--- Task objective ---
The records that follow are to be copied word for word. Pictures should be omitted.

--- Data shown ---
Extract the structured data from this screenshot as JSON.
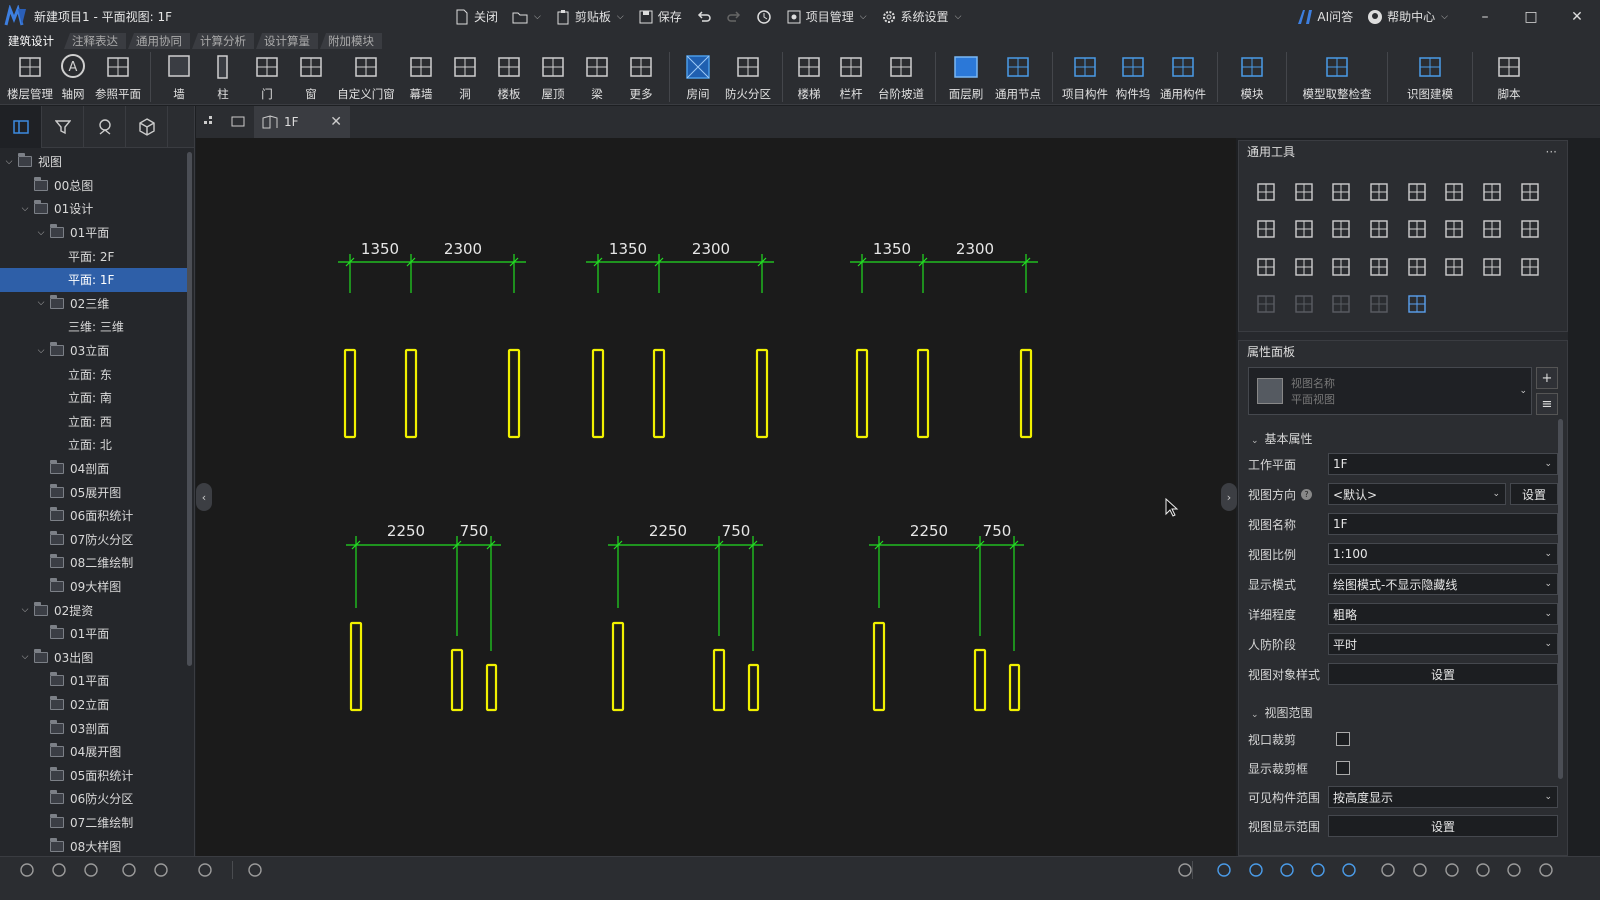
{
  "window": {
    "title": "新建项目1 - 平面视图: 1F"
  },
  "titlebar": {
    "close": "关闭",
    "clipboard": "剪贴板",
    "save": "保存",
    "project_mgmt": "项目管理",
    "system_settings": "系统设置",
    "ai": "AI问答",
    "help": "帮助中心"
  },
  "menu_tabs": [
    "建筑设计",
    "注释表达",
    "通用协同",
    "计算分析",
    "设计算量",
    "附加模块"
  ],
  "ribbon": [
    "楼层管理",
    "轴网",
    "参照平面",
    "墙",
    "柱",
    "门",
    "窗",
    "自定义门窗",
    "幕墙",
    "洞",
    "楼板",
    "屋顶",
    "梁",
    "更多",
    "房间",
    "防火分区",
    "楼梯",
    "栏杆",
    "台阶坡道",
    "面层刷",
    "通用节点",
    "项目构件",
    "构件坞",
    "通用构件",
    "模块",
    "模型取整检查",
    "识图建模",
    "脚本"
  ],
  "tree": [
    {
      "label": "视图",
      "level": 0,
      "expanded": true
    },
    {
      "label": "00总图",
      "level": 1,
      "expanded": false
    },
    {
      "label": "01设计",
      "level": 1,
      "expanded": true
    },
    {
      "label": "01平面",
      "level": 2,
      "expanded": true
    },
    {
      "label": "平面: 2F",
      "level": 3,
      "leaf": true
    },
    {
      "label": "平面: 1F",
      "level": 3,
      "leaf": true,
      "selected": true
    },
    {
      "label": "02三维",
      "level": 2,
      "expanded": true
    },
    {
      "label": "三维: 三维",
      "level": 3,
      "leaf": true
    },
    {
      "label": "03立面",
      "level": 2,
      "expanded": true
    },
    {
      "label": "立面: 东",
      "level": 3,
      "leaf": true
    },
    {
      "label": "立面: 南",
      "level": 3,
      "leaf": true
    },
    {
      "label": "立面: 西",
      "level": 3,
      "leaf": true
    },
    {
      "label": "立面: 北",
      "level": 3,
      "leaf": true
    },
    {
      "label": "04剖面",
      "level": 2
    },
    {
      "label": "05展开图",
      "level": 2
    },
    {
      "label": "06面积统计",
      "level": 2
    },
    {
      "label": "07防火分区",
      "level": 2
    },
    {
      "label": "08二维绘制",
      "level": 2
    },
    {
      "label": "09大样图",
      "level": 2
    },
    {
      "label": "02提资",
      "level": 1,
      "expanded": true
    },
    {
      "label": "01平面",
      "level": 2
    },
    {
      "label": "03出图",
      "level": 1,
      "expanded": true
    },
    {
      "label": "01平面",
      "level": 2
    },
    {
      "label": "02立面",
      "level": 2
    },
    {
      "label": "03剖面",
      "level": 2
    },
    {
      "label": "04展开图",
      "level": 2
    },
    {
      "label": "05面积统计",
      "level": 2
    },
    {
      "label": "06防火分区",
      "level": 2
    },
    {
      "label": "07二维绘制",
      "level": 2
    },
    {
      "label": "08大样图",
      "level": 2
    }
  ],
  "doc_tab": {
    "label": "1F"
  },
  "drawing": {
    "top_dims": [
      "1350",
      "2300"
    ],
    "bottom_dims": [
      "2250",
      "750"
    ],
    "colors": {
      "dim": "#22dd22",
      "element": "#f0f000"
    }
  },
  "tools_panel": {
    "title": "通用工具",
    "more": "···"
  },
  "props_panel": {
    "title": "属性面板",
    "view_selector": {
      "name_label": "视图名称",
      "type_label": "平面视图"
    },
    "sections": {
      "basic": "基本属性",
      "range": "视图范围"
    },
    "fields": {
      "work_plane": {
        "label": "工作平面",
        "value": "1F"
      },
      "view_direction": {
        "label": "视图方向",
        "value": "<默认>",
        "button": "设置"
      },
      "view_name": {
        "label": "视图名称",
        "value": "1F"
      },
      "view_scale": {
        "label": "视图比例",
        "value": "1:100"
      },
      "display_mode": {
        "label": "显示模式",
        "value": "绘图模式-不显示隐藏线"
      },
      "detail_level": {
        "label": "详细程度",
        "value": "粗略"
      },
      "civil_defense": {
        "label": "人防阶段",
        "value": "平时"
      },
      "object_style": {
        "label": "视图对象样式",
        "button": "设置"
      },
      "viewport_crop": {
        "label": "视口裁剪",
        "checked": false
      },
      "show_crop_box": {
        "label": "显示裁剪框",
        "checked": false
      },
      "visible_range": {
        "label": "可见构件范围",
        "value": "按高度显示"
      },
      "display_range": {
        "label": "视图显示范围",
        "button": "设置"
      }
    }
  }
}
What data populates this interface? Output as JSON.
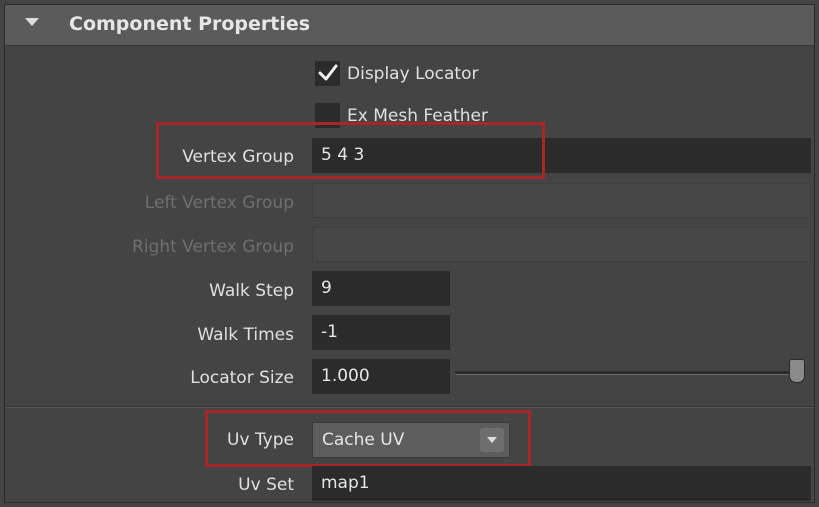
{
  "header": {
    "title": "Component Properties"
  },
  "checkboxes": {
    "display_locator": {
      "label": "Display Locator",
      "checked": true
    },
    "ex_mesh_feather": {
      "label": "Ex Mesh Feather",
      "checked": false
    }
  },
  "fields": {
    "vertex_group": {
      "label": "Vertex Group",
      "value": "5 4 3"
    },
    "left_vertex_group": {
      "label": "Left Vertex Group",
      "value": ""
    },
    "right_vertex_group": {
      "label": "Right Vertex Group",
      "value": ""
    },
    "walk_step": {
      "label": "Walk Step",
      "value": "9"
    },
    "walk_times": {
      "label": "Walk Times",
      "value": "-1"
    },
    "locator_size": {
      "label": "Locator Size",
      "value": "1.000",
      "slider_fraction": 1.0
    },
    "uv_type": {
      "label": "Uv Type",
      "selected": "Cache UV"
    },
    "uv_set": {
      "label": "Uv Set",
      "value": "map1"
    }
  },
  "colors": {
    "panel_bg": "#444444",
    "header_bg": "#5b5b5b",
    "field_bg": "#2b2b2b",
    "highlight": "#a8252a"
  }
}
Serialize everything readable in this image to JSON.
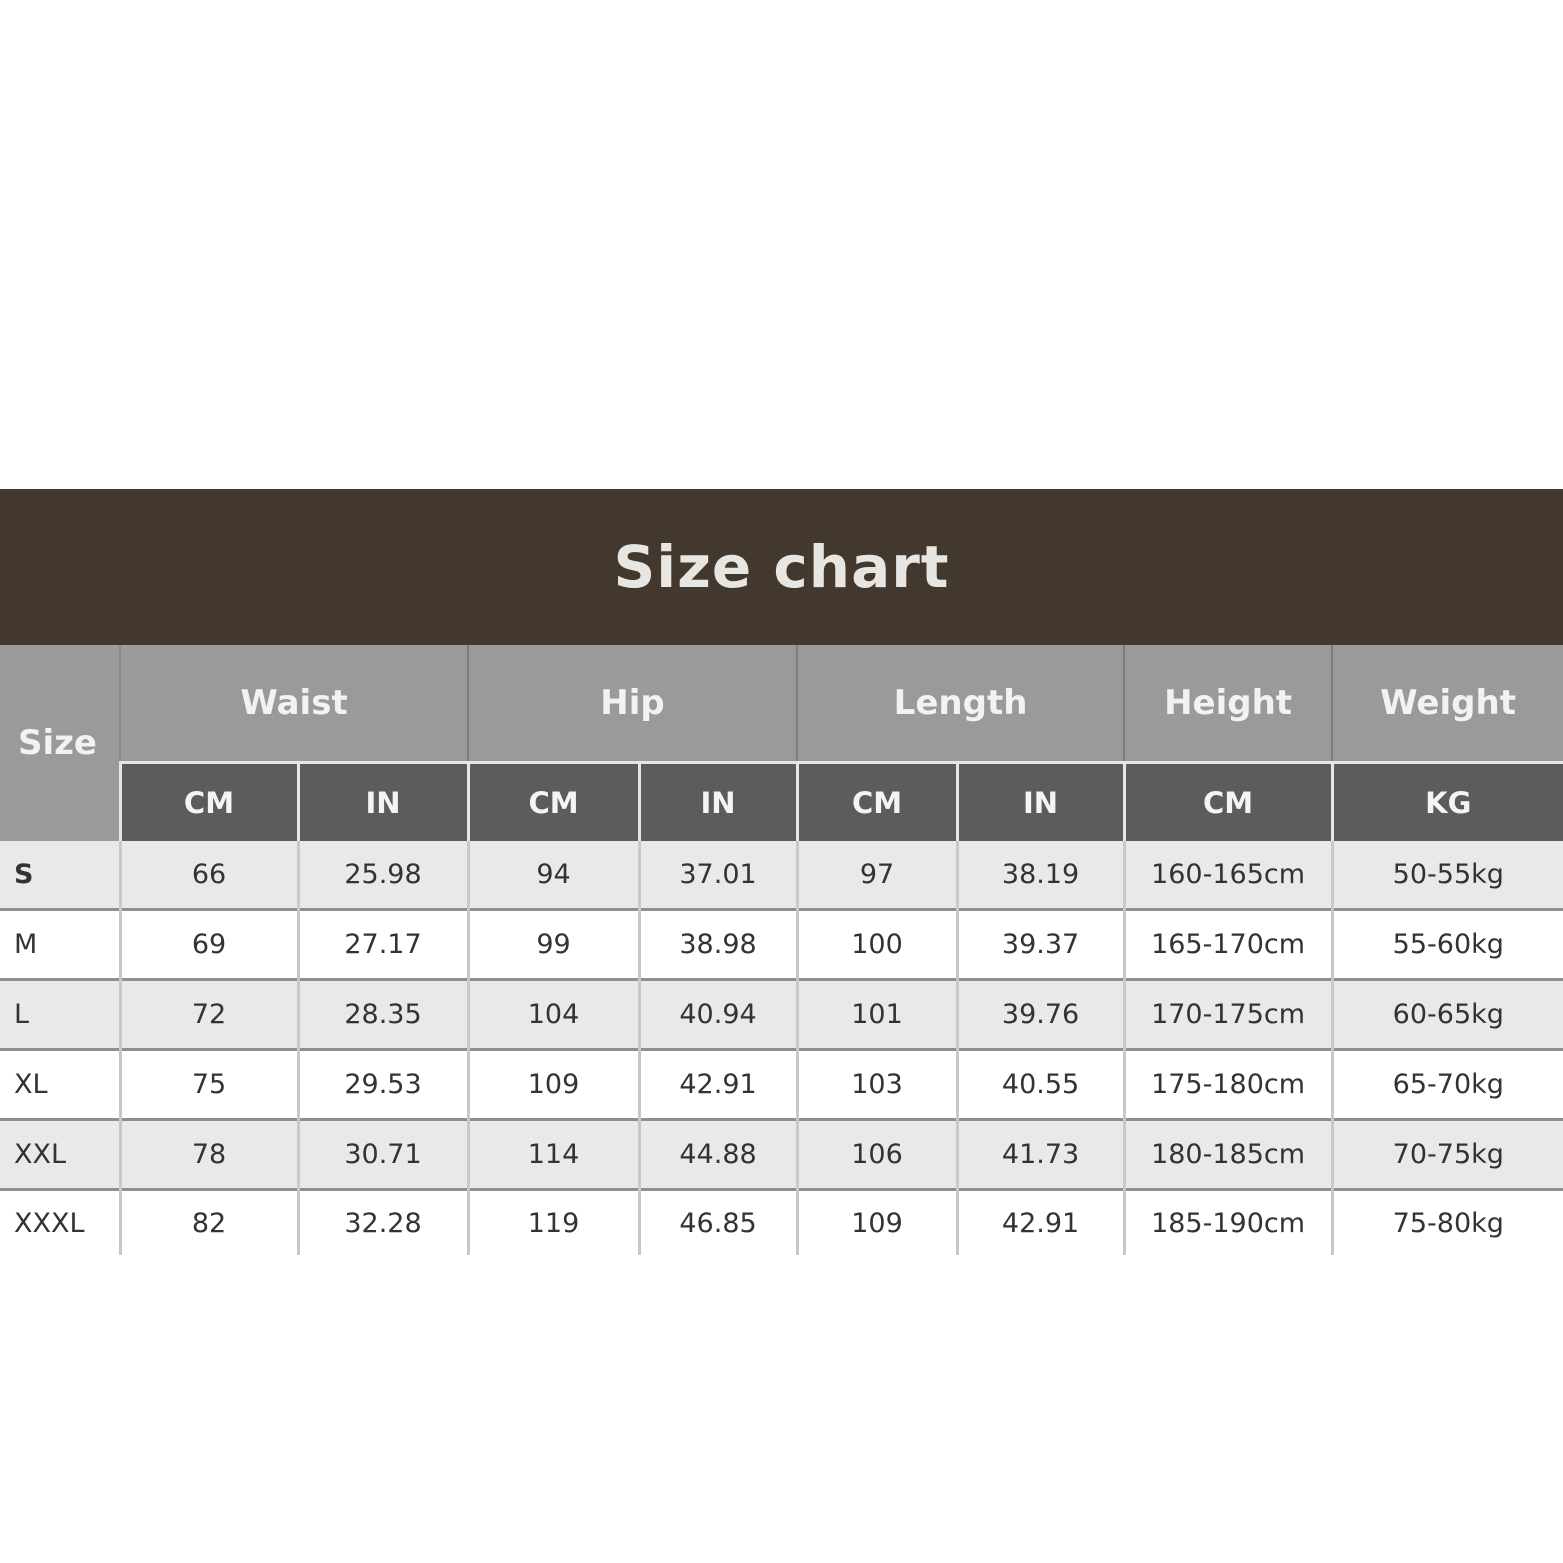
{
  "title": "Size chart",
  "headers": {
    "size": "Size",
    "groups": [
      "Waist",
      "Hip",
      "Length",
      "Height",
      "Weight"
    ],
    "units": [
      "CM",
      "IN",
      "CM",
      "IN",
      "CM",
      "IN",
      "CM",
      "KG"
    ]
  },
  "rows": [
    {
      "size": "S",
      "cells": [
        "66",
        "25.98",
        "94",
        "37.01",
        "97",
        "38.19",
        "160-165cm",
        "50-55kg"
      ]
    },
    {
      "size": "M",
      "cells": [
        "69",
        "27.17",
        "99",
        "38.98",
        "100",
        "39.37",
        "165-170cm",
        "55-60kg"
      ]
    },
    {
      "size": "L",
      "cells": [
        "72",
        "28.35",
        "104",
        "40.94",
        "101",
        "39.76",
        "170-175cm",
        "60-65kg"
      ]
    },
    {
      "size": "XL",
      "cells": [
        "75",
        "29.53",
        "109",
        "42.91",
        "103",
        "40.55",
        "175-180cm",
        "65-70kg"
      ]
    },
    {
      "size": "XXL",
      "cells": [
        "78",
        "30.71",
        "114",
        "44.88",
        "106",
        "41.73",
        "180-185cm",
        "70-75kg"
      ]
    },
    {
      "size": "XXXL",
      "cells": [
        "82",
        "32.28",
        "119",
        "46.85",
        "109",
        "42.91",
        "185-190cm",
        "75-80kg"
      ]
    }
  ],
  "colors": {
    "title_bar": "#43382d",
    "group_header": "#9a9a9a",
    "unit_header": "#5c5c5c",
    "row_shaded": "#e9e9e9"
  }
}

--- Answer to the exercise ---
Extract the structured data from this screenshot as JSON.
{
  "window": {
    "title": "新建项目1 - 平面视图: 1F"
  },
  "titlebar": {
    "close": "关闭",
    "clipboard": "剪贴板",
    "save": "保存",
    "project_mgmt": "项目管理",
    "system_settings": "系统设置",
    "ai": "AI问答",
    "help": "帮助中心"
  },
  "menu_tabs": [
    "建筑设计",
    "注释表达",
    "通用协同",
    "计算分析",
    "设计算量",
    "附加模块"
  ],
  "ribbon": [
    "楼层管理",
    "轴网",
    "参照平面",
    "墙",
    "柱",
    "门",
    "窗",
    "自定义门窗",
    "幕墙",
    "洞",
    "楼板",
    "屋顶",
    "梁",
    "更多",
    "房间",
    "防火分区",
    "楼梯",
    "栏杆",
    "台阶坡道",
    "面层刷",
    "通用节点",
    "项目构件",
    "构件坞",
    "通用构件",
    "模块",
    "模型取整检查",
    "识图建模",
    "脚本"
  ],
  "tree": [
    {
      "label": "视图",
      "level": 0,
      "expanded": true
    },
    {
      "label": "00总图",
      "level": 1,
      "expanded": false
    },
    {
      "label": "01设计",
      "level": 1,
      "expanded": true
    },
    {
      "label": "01平面",
      "level": 2,
      "expanded": true
    },
    {
      "label": "平面: 2F",
      "level": 3,
      "leaf": true
    },
    {
      "label": "平面: 1F",
      "level": 3,
      "leaf": true,
      "selected": true
    },
    {
      "label": "02三维",
      "level": 2,
      "expanded": true
    },
    {
      "label": "三维: 三维",
      "level": 3,
      "leaf": true
    },
    {
      "label": "03立面",
      "level": 2,
      "expanded": true
    },
    {
      "label": "立面: 东",
      "level": 3,
      "leaf": true
    },
    {
      "label": "立面: 南",
      "level": 3,
      "leaf": true
    },
    {
      "label": "立面: 西",
      "level": 3,
      "leaf": true
    },
    {
      "label": "立面: 北",
      "level": 3,
      "leaf": true
    },
    {
      "label": "04剖面",
      "level": 2
    },
    {
      "label": "05展开图",
      "level": 2
    },
    {
      "label": "06面积统计",
      "level": 2
    },
    {
      "label": "07防火分区",
      "level": 2
    },
    {
      "label": "08二维绘制",
      "level": 2
    },
    {
      "label": "09大样图",
      "level": 2
    },
    {
      "label": "02提资",
      "level": 1,
      "expanded": true
    },
    {
      "label": "01平面",
      "level": 2
    },
    {
      "label": "03出图",
      "level": 1,
      "expanded": true
    },
    {
      "label": "01平面",
      "level": 2
    },
    {
      "label": "02立面",
      "level": 2
    },
    {
      "label": "03剖面",
      "level": 2
    },
    {
      "label": "04展开图",
      "level": 2
    },
    {
      "label": "05面积统计",
      "level": 2
    },
    {
      "label": "06防火分区",
      "level": 2
    },
    {
      "label": "07二维绘制",
      "level": 2
    },
    {
      "label": "08大样图",
      "level": 2
    }
  ],
  "doc_tab": {
    "label": "1F"
  },
  "drawing": {
    "top_dims": [
      "1350",
      "2300"
    ],
    "bottom_dims": [
      "2250",
      "750"
    ],
    "colors": {
      "dim": "#22dd22",
      "element": "#f0f000"
    }
  },
  "tools_panel": {
    "title": "通用工具",
    "more": "···"
  },
  "props_panel": {
    "title": "属性面板",
    "view_selector": {
      "name_label": "视图名称",
      "type_label": "平面视图"
    },
    "sections": {
      "basic": "基本属性",
      "range": "视图范围"
    },
    "fields": {
      "work_plane": {
        "label": "工作平面",
        "value": "1F"
      },
      "view_direction": {
        "label": "视图方向",
        "value": "<默认>",
        "button": "设置"
      },
      "view_name": {
        "label": "视图名称",
        "value": "1F"
      },
      "view_scale": {
        "label": "视图比例",
        "value": "1:100"
      },
      "display_mode": {
        "label": "显示模式",
        "value": "绘图模式-不显示隐藏线"
      },
      "detail_level": {
        "label": "详细程度",
        "value": "粗略"
      },
      "civil_defense": {
        "label": "人防阶段",
        "value": "平时"
      },
      "object_style": {
        "label": "视图对象样式",
        "button": "设置"
      },
      "viewport_crop": {
        "label": "视口裁剪",
        "checked": false
      },
      "show_crop_box": {
        "label": "显示裁剪框",
        "checked": false
      },
      "visible_range": {
        "label": "可见构件范围",
        "value": "按高度显示"
      },
      "display_range": {
        "label": "视图显示范围",
        "button": "设置"
      }
    }
  }
}
What data populates this interface? Output as JSON.
{
  "header": {
    "title": "Component Properties"
  },
  "checkboxes": {
    "display_locator": {
      "label": "Display Locator",
      "checked": true
    },
    "ex_mesh_feather": {
      "label": "Ex Mesh Feather",
      "checked": false
    }
  },
  "fields": {
    "vertex_group": {
      "label": "Vertex Group",
      "value": "5 4 3"
    },
    "left_vertex_group": {
      "label": "Left Vertex Group",
      "value": ""
    },
    "right_vertex_group": {
      "label": "Right Vertex Group",
      "value": ""
    },
    "walk_step": {
      "label": "Walk Step",
      "value": "9"
    },
    "walk_times": {
      "label": "Walk Times",
      "value": "-1"
    },
    "locator_size": {
      "label": "Locator Size",
      "value": "1.000",
      "slider_fraction": 1.0
    },
    "uv_type": {
      "label": "Uv Type",
      "selected": "Cache UV"
    },
    "uv_set": {
      "label": "Uv Set",
      "value": "map1"
    }
  },
  "colors": {
    "panel_bg": "#444444",
    "header_bg": "#5b5b5b",
    "field_bg": "#2b2b2b",
    "highlight": "#a8252a"
  }
}
Serialize everything readable in this image to JSON.
{
  "title": "Size chart",
  "headers": {
    "size": "Size",
    "groups": [
      "Waist",
      "Hip",
      "Length",
      "Height",
      "Weight"
    ],
    "units": [
      "CM",
      "IN",
      "CM",
      "IN",
      "CM",
      "IN",
      "CM",
      "KG"
    ]
  },
  "rows": [
    {
      "size": "S",
      "cells": [
        "66",
        "25.98",
        "94",
        "37.01",
        "97",
        "38.19",
        "160-165cm",
        "50-55kg"
      ]
    },
    {
      "size": "M",
      "cells": [
        "69",
        "27.17",
        "99",
        "38.98",
        "100",
        "39.37",
        "165-170cm",
        "55-60kg"
      ]
    },
    {
      "size": "L",
      "cells": [
        "72",
        "28.35",
        "104",
        "40.94",
        "101",
        "39.76",
        "170-175cm",
        "60-65kg"
      ]
    },
    {
      "size": "XL",
      "cells": [
        "75",
        "29.53",
        "109",
        "42.91",
        "103",
        "40.55",
        "175-180cm",
        "65-70kg"
      ]
    },
    {
      "size": "XXL",
      "cells": [
        "78",
        "30.71",
        "114",
        "44.88",
        "106",
        "41.73",
        "180-185cm",
        "70-75kg"
      ]
    },
    {
      "size": "XXXL",
      "cells": [
        "82",
        "32.28",
        "119",
        "46.85",
        "109",
        "42.91",
        "185-190cm",
        "75-80kg"
      ]
    }
  ],
  "colors": {
    "title_bar": "#43382d",
    "group_header": "#9a9a9a",
    "unit_header": "#5c5c5c",
    "row_shaded": "#e9e9e9"
  }
}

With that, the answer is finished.